TASK DESCRIPTION: In full and word for word, give the records again.

[Entries from a dataset of interfaces]
Start of Block
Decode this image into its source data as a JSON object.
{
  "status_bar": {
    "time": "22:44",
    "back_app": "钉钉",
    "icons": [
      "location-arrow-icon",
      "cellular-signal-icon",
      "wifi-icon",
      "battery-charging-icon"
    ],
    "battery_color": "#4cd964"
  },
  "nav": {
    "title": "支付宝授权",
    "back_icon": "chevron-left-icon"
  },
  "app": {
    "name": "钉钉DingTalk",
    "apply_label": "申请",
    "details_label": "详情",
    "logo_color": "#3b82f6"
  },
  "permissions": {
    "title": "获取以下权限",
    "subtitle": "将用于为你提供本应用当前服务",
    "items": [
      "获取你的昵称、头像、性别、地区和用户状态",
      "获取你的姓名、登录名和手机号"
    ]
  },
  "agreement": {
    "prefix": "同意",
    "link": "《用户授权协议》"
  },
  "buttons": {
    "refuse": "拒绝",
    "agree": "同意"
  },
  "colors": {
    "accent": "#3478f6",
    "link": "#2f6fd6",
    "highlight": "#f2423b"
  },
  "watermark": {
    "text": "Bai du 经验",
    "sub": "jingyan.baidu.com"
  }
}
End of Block
ANSWER TO THIS EXERCISE:
Decode this image into its source data as a JSON object.
{
  "status_bar": {
    "time": "22:44",
    "back_app": "钉钉",
    "icons": [
      "location-arrow-icon",
      "cellular-signal-icon",
      "wifi-icon",
      "battery-charging-icon"
    ],
    "battery_color": "#4cd964"
  },
  "nav": {
    "title": "支付宝授权",
    "back_icon": "chevron-left-icon"
  },
  "app": {
    "name": "钉钉DingTalk",
    "apply_label": "申请",
    "details_label": "详情",
    "logo_color": "#3b82f6"
  },
  "permissions": {
    "title": "获取以下权限",
    "subtitle": "将用于为你提供本应用当前服务",
    "items": [
      "获取你的昵称、头像、性别、地区和用户状态",
      "获取你的姓名、登录名和手机号"
    ]
  },
  "agreement": {
    "prefix": "同意",
    "link": "《用户授权协议》"
  },
  "buttons": {
    "refuse": "拒绝",
    "agree": "同意"
  },
  "colors": {
    "accent": "#3478f6",
    "link": "#2f6fd6",
    "highlight": "#f2423b"
  },
  "watermark": {
    "text": "Bai du 经验",
    "sub": "jingyan.baidu.com"
  }
}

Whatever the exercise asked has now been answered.